● ACTIVITY: Nothing but the text should be carried over: reproduce all the data exactly and leave out every image.

RECORDS SUPPLIED Block Start

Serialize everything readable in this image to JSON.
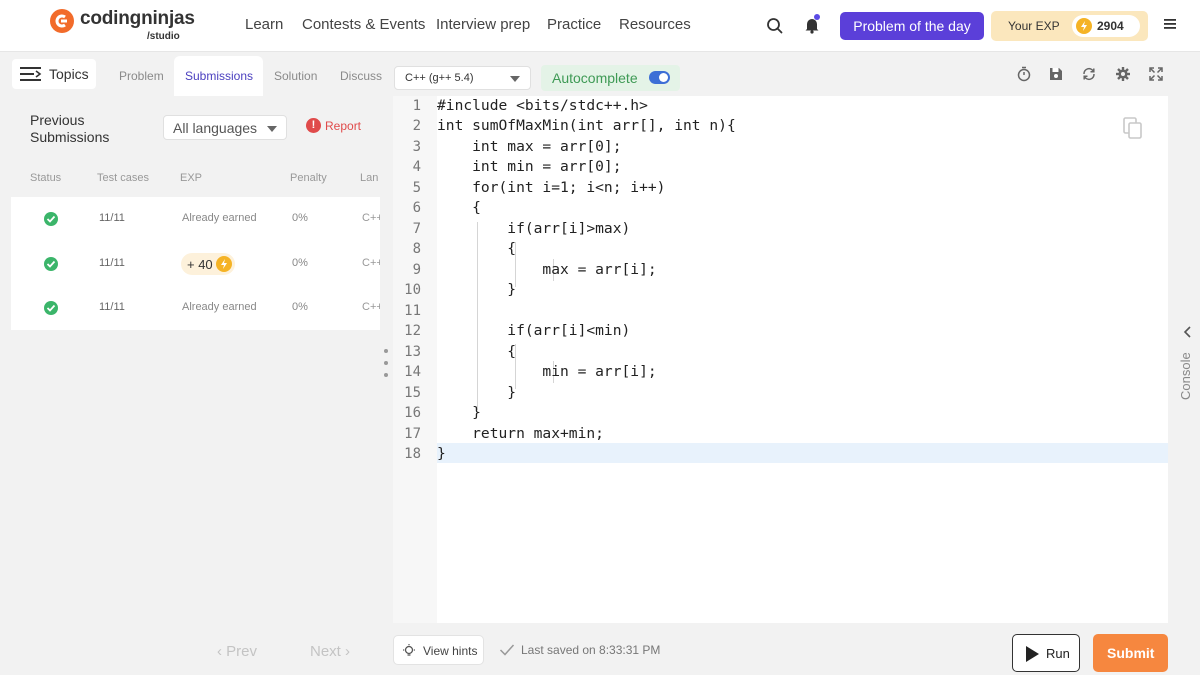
{
  "brand": {
    "name": "codingninjas",
    "sub": "/studio"
  },
  "nav": [
    "Learn",
    "Contests & Events",
    "Interview prep",
    "Practice",
    "Resources"
  ],
  "header": {
    "potd_label": "Problem of the day",
    "exp_label": "Your EXP",
    "exp_value": "2904"
  },
  "left": {
    "topics_label": "Topics",
    "tabs": [
      "Problem",
      "Submissions",
      "Solution",
      "Discuss"
    ],
    "active_tab": "Submissions",
    "prev_title_1": "Previous",
    "prev_title_2": "Submissions",
    "language_filter": "All languages",
    "report_label": "Report",
    "columns": [
      "Status",
      "Test cases",
      "EXP",
      "Penalty",
      "Lan"
    ],
    "rows": [
      {
        "status": "accepted",
        "tests": "11/11",
        "exp": "Already earned",
        "penalty": "0%",
        "lang": "C++"
      },
      {
        "status": "accepted",
        "tests": "11/11",
        "exp": "+ 40",
        "penalty": "0%",
        "lang": "C++"
      },
      {
        "status": "accepted",
        "tests": "11/11",
        "exp": "Already earned",
        "penalty": "0%",
        "lang": "C++"
      }
    ],
    "prev_label": "Prev",
    "next_label": "Next"
  },
  "toolbar": {
    "compiler": "C++ (g++ 5.4)",
    "autocomplete_label": "Autocomplete",
    "autocomplete_on": true,
    "icons": [
      "timer-icon",
      "save-icon",
      "reset-icon",
      "settings-icon",
      "fullscreen-icon"
    ]
  },
  "editor": {
    "lines": [
      "#include <bits/stdc++.h>",
      "int sumOfMaxMin(int arr[], int n){",
      "    int max = arr[0];",
      "    int min = arr[0];",
      "    for(int i=1; i<n; i++)",
      "    {",
      "        if(arr[i]>max)",
      "        {",
      "            max = arr[i];",
      "        }",
      "",
      "        if(arr[i]<min)",
      "        {",
      "            min = arr[i];",
      "        }",
      "    }",
      "    return max+min;",
      "}"
    ],
    "active_line": 18
  },
  "console_label": "Console",
  "footer": {
    "hints_label": "View hints",
    "saved_text": "Last saved on 8:33:31 PM",
    "run_label": "Run",
    "submit_label": "Submit"
  },
  "colors": {
    "brand_orange": "#f26b2a",
    "potd_purple": "#5b3fd9",
    "submit_orange": "#f6873f",
    "success_green": "#3bb56a",
    "keyword": "#770088",
    "number": "#116644"
  }
}
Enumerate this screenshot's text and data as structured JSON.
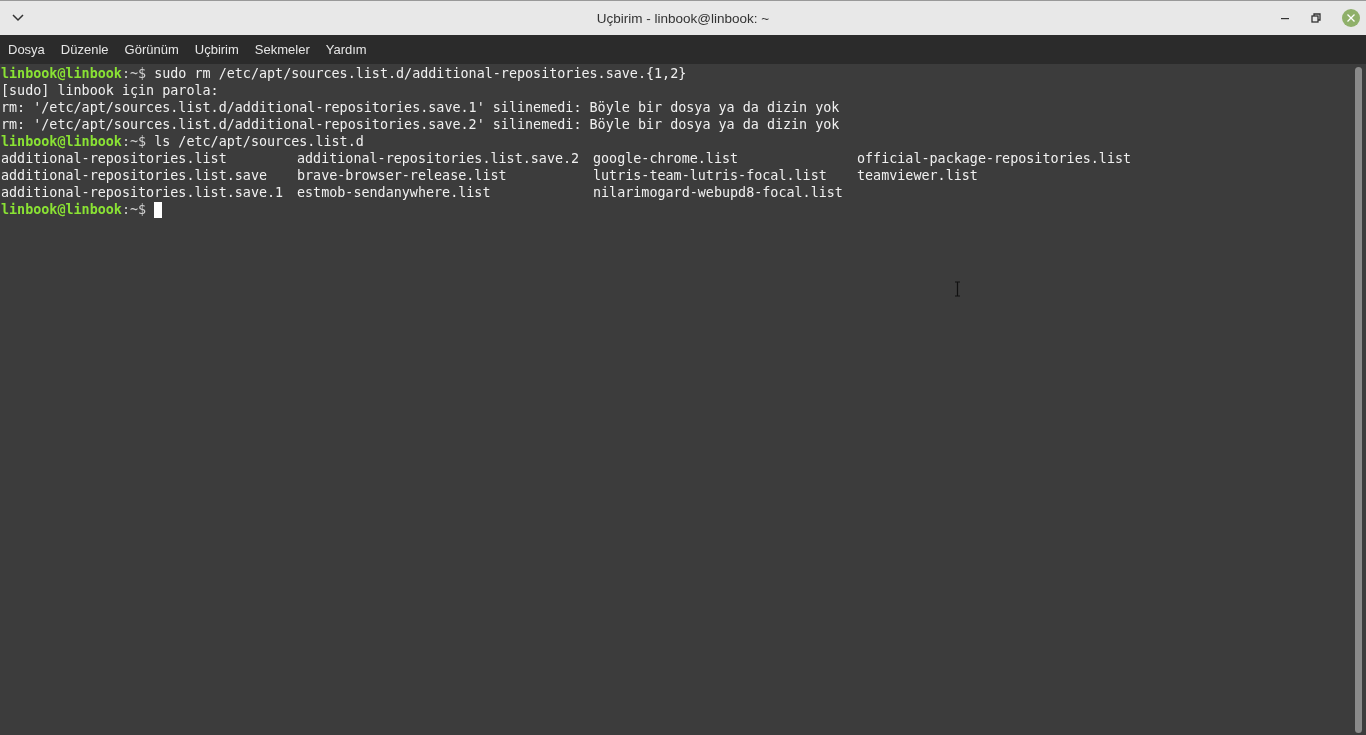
{
  "window": {
    "title": "Uçbirim - linbook@linbook: ~"
  },
  "menu": [
    "Dosya",
    "Düzenle",
    "Görünüm",
    "Uçbirim",
    "Sekmeler",
    "Yardım"
  ],
  "terminal": {
    "lines": [
      {
        "kind": "prompt",
        "user": "linbook@linbook",
        "path": ":~$",
        "command": "sudo rm /etc/apt/sources.list.d/additional-repositories.save.{1,2}",
        "cursor": false
      },
      {
        "kind": "output",
        "text": "[sudo] linbook için parola:"
      },
      {
        "kind": "output",
        "text": "rm: '/etc/apt/sources.list.d/additional-repositories.save.1' silinemedi: Böyle bir dosya ya da dizin yok"
      },
      {
        "kind": "output",
        "text": "rm: '/etc/apt/sources.list.d/additional-repositories.save.2' silinemedi: Böyle bir dosya ya da dizin yok"
      },
      {
        "kind": "prompt",
        "user": "linbook@linbook",
        "path": ":~$",
        "command": "ls /etc/apt/sources.list.d",
        "cursor": false
      },
      {
        "kind": "listing",
        "rows": [
          [
            "additional-repositories.list",
            "additional-repositories.list.save.2",
            "google-chrome.list",
            "official-package-repositories.list"
          ],
          [
            "additional-repositories.list.save",
            "brave-browser-release.list",
            "lutris-team-lutris-focal.list",
            "teamviewer.list"
          ],
          [
            "additional-repositories.list.save.1",
            "estmob-sendanywhere.list",
            "nilarimogard-webupd8-focal.list"
          ]
        ]
      },
      {
        "kind": "prompt",
        "user": "linbook@linbook",
        "path": ":~$",
        "cursor": true
      }
    ]
  }
}
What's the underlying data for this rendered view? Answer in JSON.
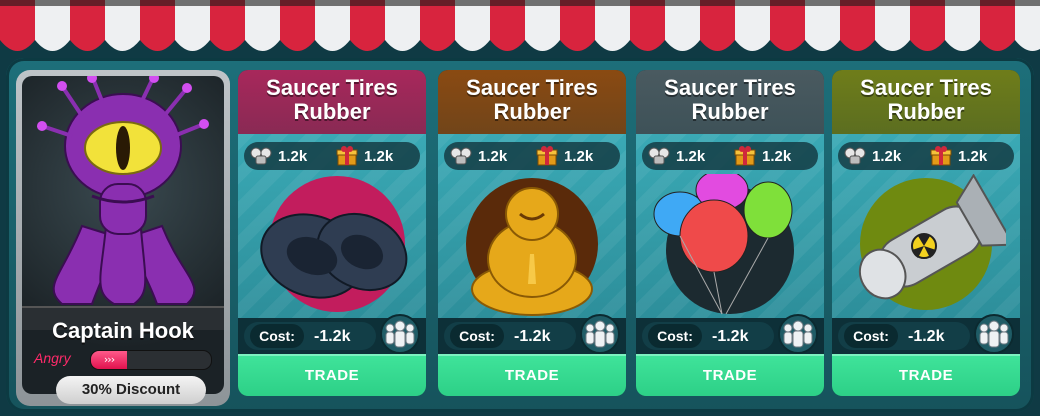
{
  "seller": {
    "name": "Captain Hook",
    "mood_label": "Angry",
    "mood_level": 0.3,
    "mood_arrows": "›››",
    "discount_label": "30% Discount"
  },
  "cards": [
    {
      "title_line1": "Saucer Tires",
      "title_line2": "Rubber",
      "stat_robot": "1.2k",
      "stat_gift": "1.2k",
      "cost_label": "Cost:",
      "cost_value": "-1.2k",
      "trade_label": "TRADE",
      "header_color": "#a8285b",
      "item": "tires"
    },
    {
      "title_line1": "Saucer Tires",
      "title_line2": "Rubber",
      "stat_robot": "1.2k",
      "stat_gift": "1.2k",
      "cost_label": "Cost:",
      "cost_value": "-1.2k",
      "trade_label": "TRADE",
      "header_color": "#8a4a12",
      "item": "golden-buddha"
    },
    {
      "title_line1": "Saucer Tires",
      "title_line2": "Rubber",
      "stat_robot": "1.2k",
      "stat_gift": "1.2k",
      "cost_label": "Cost:",
      "cost_value": "-1.2k",
      "trade_label": "TRADE",
      "header_color": "#4a5a60",
      "item": "balloons"
    },
    {
      "title_line1": "Saucer Tires",
      "title_line2": "Rubber",
      "stat_robot": "1.2k",
      "stat_gift": "1.2k",
      "cost_label": "Cost:",
      "cost_value": "-1.2k",
      "trade_label": "TRADE",
      "header_color": "#6f7d1a",
      "item": "nuclear-bomb"
    }
  ],
  "colors": {
    "awning_red": "#d8243e",
    "awning_white": "#eef0f2",
    "trade_green": "#2ccf86",
    "mood_pink": "#ff2a6a"
  }
}
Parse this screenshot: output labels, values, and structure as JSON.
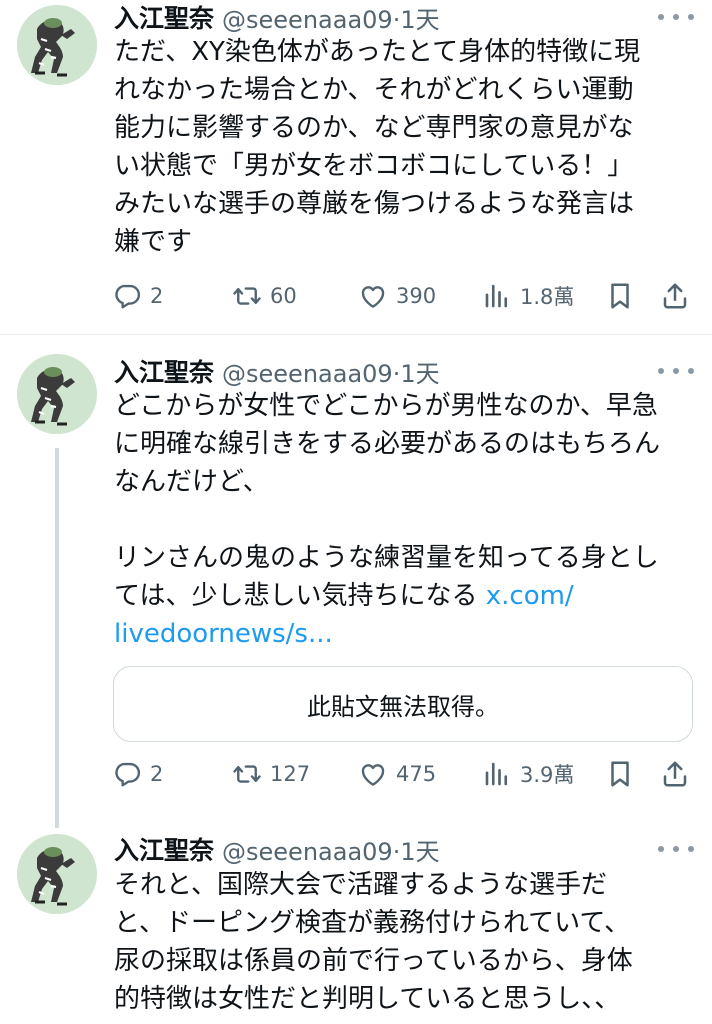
{
  "tweets": [
    {
      "author_name": "入江聖奈",
      "handle_time": "@seeenaaa09·1天",
      "text": "ただ、XY染色体があったとて身体的特徴に現\nれなかった場合とか、それがどれくらい運動\n能力に影響するのか、など専門家の意見がな\nい状態で「男が女をボコボコにしている！」\nみたいな選手の尊厳を傷つけるような発言は\n嫌です",
      "replies": "2",
      "retweets": "60",
      "likes": "390",
      "views": "1.8萬"
    },
    {
      "author_name": "入江聖奈",
      "handle_time": "@seeenaaa09·1天",
      "text": "どこからが女性でどこからが男性なのか、早急\nに明確な線引きをする必要があるのはもちろん\nなんだけど、\n\nリンさんの鬼のような練習量を知ってる身とし\nては、少し悲しい気持ちになる ",
      "link_text": "x.com/\nlivedoornews/s...",
      "quote_unavailable": "此貼文無法取得。",
      "replies": "2",
      "retweets": "127",
      "likes": "475",
      "views": "3.9萬"
    },
    {
      "author_name": "入江聖奈",
      "handle_time": "@seeenaaa09·1天",
      "text": "それと、国際大会で活躍するような選手だ\nと、ドーピング検査が義務付けられていて、\n尿の採取は係員の前で行っているから、身体\n的特徴は女性だと判明していると思うし、、"
    }
  ],
  "icons": {
    "reply": "reply-icon",
    "retweet": "retweet-icon",
    "like": "heart-icon",
    "views": "views-icon",
    "bookmark": "bookmark-icon",
    "share": "share-icon",
    "more": "more-icon"
  },
  "colors": {
    "text": "#0f1419",
    "secondary": "#536471",
    "link": "#1d9bf0",
    "border": "#cfd9de"
  }
}
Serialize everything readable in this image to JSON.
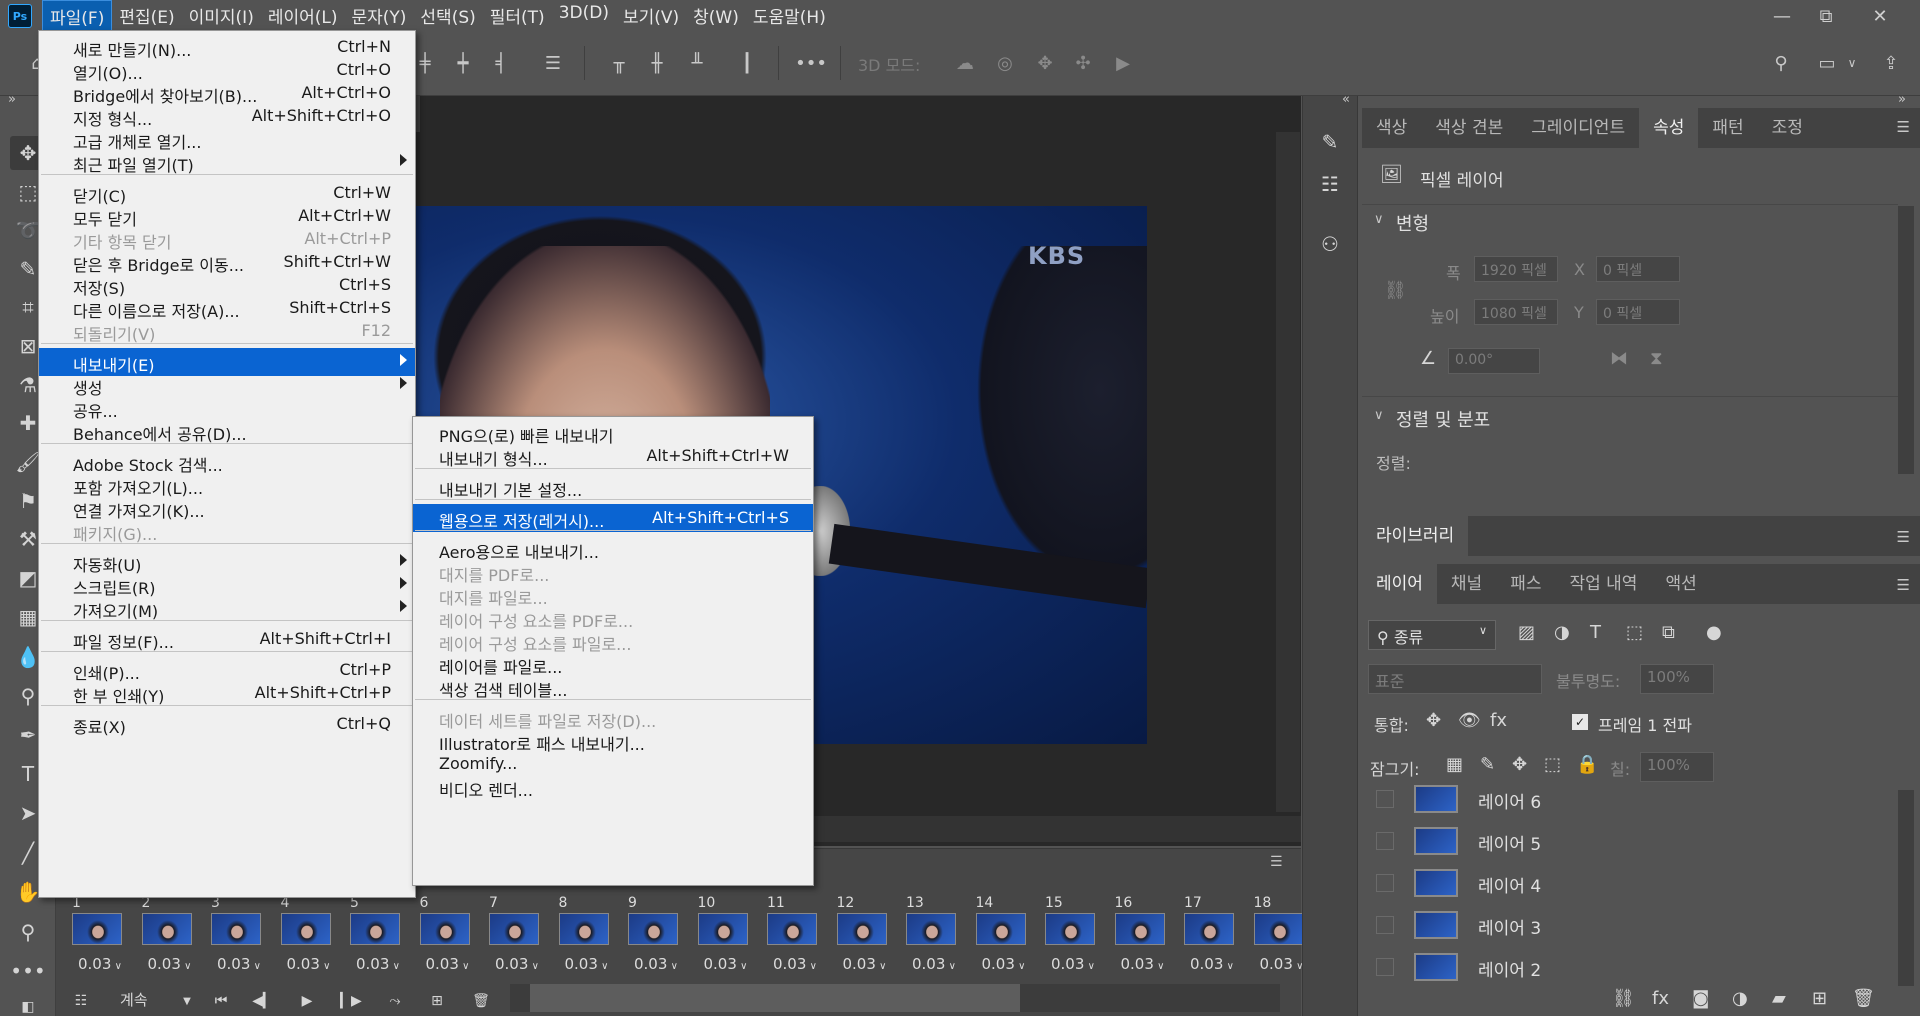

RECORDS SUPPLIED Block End

● RESPONSE TO THIS TASK:
Serialize everything readable in this image to JSON.
{
  "brand": {
    "name": "codingninjas",
    "sub": "/studio"
  },
  "nav": [
    "Learn",
    "Contests & Events",
    "Interview prep",
    "Practice",
    "Resources"
  ],
  "header": {
    "potd_label": "Problem of the day",
    "exp_label": "Your EXP",
    "exp_value": "2904"
  },
  "left": {
    "topics_label": "Topics",
    "tabs": [
      "Problem",
      "Submissions",
      "Solution",
      "Discuss"
    ],
    "active_tab": "Submissions",
    "prev_title_1": "Previous",
    "prev_title_2": "Submissions",
    "language_filter": "All languages",
    "report_label": "Report",
    "columns": [
      "Status",
      "Test cases",
      "EXP",
      "Penalty",
      "Lan"
    ],
    "rows": [
      {
        "status": "accepted",
        "tests": "11/11",
        "exp": "Already earned",
        "penalty": "0%",
        "lang": "C++"
      },
      {
        "status": "accepted",
        "tests": "11/11",
        "exp": "+ 40",
        "penalty": "0%",
        "lang": "C++"
      },
      {
        "status": "accepted",
        "tests": "11/11",
        "exp": "Already earned",
        "penalty": "0%",
        "lang": "C++"
      }
    ],
    "prev_label": "Prev",
    "next_label": "Next"
  },
  "toolbar": {
    "compiler": "C++ (g++ 5.4)",
    "autocomplete_label": "Autocomplete",
    "autocomplete_on": true,
    "icons": [
      "timer-icon",
      "save-icon",
      "reset-icon",
      "settings-icon",
      "fullscreen-icon"
    ]
  },
  "editor": {
    "lines": [
      "#include <bits/stdc++.h>",
      "int sumOfMaxMin(int arr[], int n){",
      "    int max = arr[0];",
      "    int min = arr[0];",
      "    for(int i=1; i<n; i++)",
      "    {",
      "        if(arr[i]>max)",
      "        {",
      "            max = arr[i];",
      "        }",
      "",
      "        if(arr[i]<min)",
      "        {",
      "            min = arr[i];",
      "        }",
      "    }",
      "    return max+min;",
      "}"
    ],
    "active_line": 18
  },
  "console_label": "Console",
  "footer": {
    "hints_label": "View hints",
    "saved_text": "Last saved on 8:33:31 PM",
    "run_label": "Run",
    "submit_label": "Submit"
  },
  "colors": {
    "brand_orange": "#f26b2a",
    "potd_purple": "#5b3fd9",
    "submit_orange": "#f6873f",
    "success_green": "#3bb56a",
    "keyword": "#770088",
    "number": "#116644"
  }
}
Enumerate this screenshot's text and data as structured JSON.
{
  "window": {
    "title": "Uçbirim - linbook@linbook: ~"
  },
  "menu": [
    "Dosya",
    "Düzenle",
    "Görünüm",
    "Uçbirim",
    "Sekmeler",
    "Yardım"
  ],
  "terminal": {
    "lines": [
      {
        "kind": "prompt",
        "user": "linbook@linbook",
        "path": ":~$",
        "command": "sudo rm /etc/apt/sources.list.d/additional-repositories.save.{1,2}",
        "cursor": false
      },
      {
        "kind": "output",
        "text": "[sudo] linbook için parola:"
      },
      {
        "kind": "output",
        "text": "rm: '/etc/apt/sources.list.d/additional-repositories.save.1' silinemedi: Böyle bir dosya ya da dizin yok"
      },
      {
        "kind": "output",
        "text": "rm: '/etc/apt/sources.list.d/additional-repositories.save.2' silinemedi: Böyle bir dosya ya da dizin yok"
      },
      {
        "kind": "prompt",
        "user": "linbook@linbook",
        "path": ":~$",
        "command": "ls /etc/apt/sources.list.d",
        "cursor": false
      },
      {
        "kind": "listing",
        "rows": [
          [
            "additional-repositories.list",
            "additional-repositories.list.save.2",
            "google-chrome.list",
            "official-package-repositories.list"
          ],
          [
            "additional-repositories.list.save",
            "brave-browser-release.list",
            "lutris-team-lutris-focal.list",
            "teamviewer.list"
          ],
          [
            "additional-repositories.list.save.1",
            "estmob-sendanywhere.list",
            "nilarimogard-webupd8-focal.list"
          ]
        ]
      },
      {
        "kind": "prompt",
        "user": "linbook@linbook",
        "path": ":~$",
        "cursor": true
      }
    ]
  }
}
What's the underlying data for this rendered view? Answer in JSON.
{
  "seller": {
    "name": "Captain Hook",
    "mood_label": "Angry",
    "mood_level": 0.3,
    "mood_arrows": "›››",
    "discount_label": "30% Discount"
  },
  "cards": [
    {
      "title_line1": "Saucer Tires",
      "title_line2": "Rubber",
      "stat_robot": "1.2k",
      "stat_gift": "1.2k",
      "cost_label": "Cost:",
      "cost_value": "-1.2k",
      "trade_label": "TRADE",
      "header_color": "#a8285b",
      "item": "tires"
    },
    {
      "title_line1": "Saucer Tires",
      "title_line2": "Rubber",
      "stat_robot": "1.2k",
      "stat_gift": "1.2k",
      "cost_label": "Cost:",
      "cost_value": "-1.2k",
      "trade_label": "TRADE",
      "header_color": "#8a4a12",
      "item": "golden-buddha"
    },
    {
      "title_line1": "Saucer Tires",
      "title_line2": "Rubber",
      "stat_robot": "1.2k",
      "stat_gift": "1.2k",
      "cost_label": "Cost:",
      "cost_value": "-1.2k",
      "trade_label": "TRADE",
      "header_color": "#4a5a60",
      "item": "balloons"
    },
    {
      "title_line1": "Saucer Tires",
      "title_line2": "Rubber",
      "stat_robot": "1.2k",
      "stat_gift": "1.2k",
      "cost_label": "Cost:",
      "cost_value": "-1.2k",
      "trade_label": "TRADE",
      "header_color": "#6f7d1a",
      "item": "nuclear-bomb"
    }
  ],
  "colors": {
    "awning_red": "#d8243e",
    "awning_white": "#eef0f2",
    "trade_green": "#2ccf86",
    "mood_pink": "#ff2a6a"
  }
}
Parse this screenshot: output labels, values, and structure as JSON.
{
  "tweets": [
    {
      "author_name": "入江聖奈",
      "handle_time": "@seeenaaa09·1天",
      "text": "ただ、XY染色体があったとて身体的特徴に現\nれなかった場合とか、それがどれくらい運動\n能力に影響するのか、など専門家の意見がな\nい状態で「男が女をボコボコにしている！」\nみたいな選手の尊厳を傷つけるような発言は\n嫌です",
      "replies": "2",
      "retweets": "60",
      "likes": "390",
      "views": "1.8萬"
    },
    {
      "author_name": "入江聖奈",
      "handle_time": "@seeenaaa09·1天",
      "text": "どこからが女性でどこからが男性なのか、早急\nに明確な線引きをする必要があるのはもちろん\nなんだけど、\n\nリンさんの鬼のような練習量を知ってる身とし\nては、少し悲しい気持ちになる ",
      "link_text": "x.com/\nlivedoornews/s...",
      "quote_unavailable": "此貼文無法取得。",
      "replies": "2",
      "retweets": "127",
      "likes": "475",
      "views": "3.9萬"
    },
    {
      "author_name": "入江聖奈",
      "handle_time": "@seeenaaa09·1天",
      "text": "それと、国際大会で活躍するような選手だ\nと、ドーピング検査が義務付けられていて、\n尿の採取は係員の前で行っているから、身体\n的特徴は女性だと判明していると思うし、、"
    }
  ],
  "icons": {
    "reply": "reply-icon",
    "retweet": "retweet-icon",
    "like": "heart-icon",
    "views": "views-icon",
    "bookmark": "bookmark-icon",
    "share": "share-icon",
    "more": "more-icon"
  },
  "colors": {
    "text": "#0f1419",
    "secondary": "#536471",
    "link": "#1d9bf0",
    "border": "#cfd9de"
  }
}
Serialize everything readable in this image to JSON.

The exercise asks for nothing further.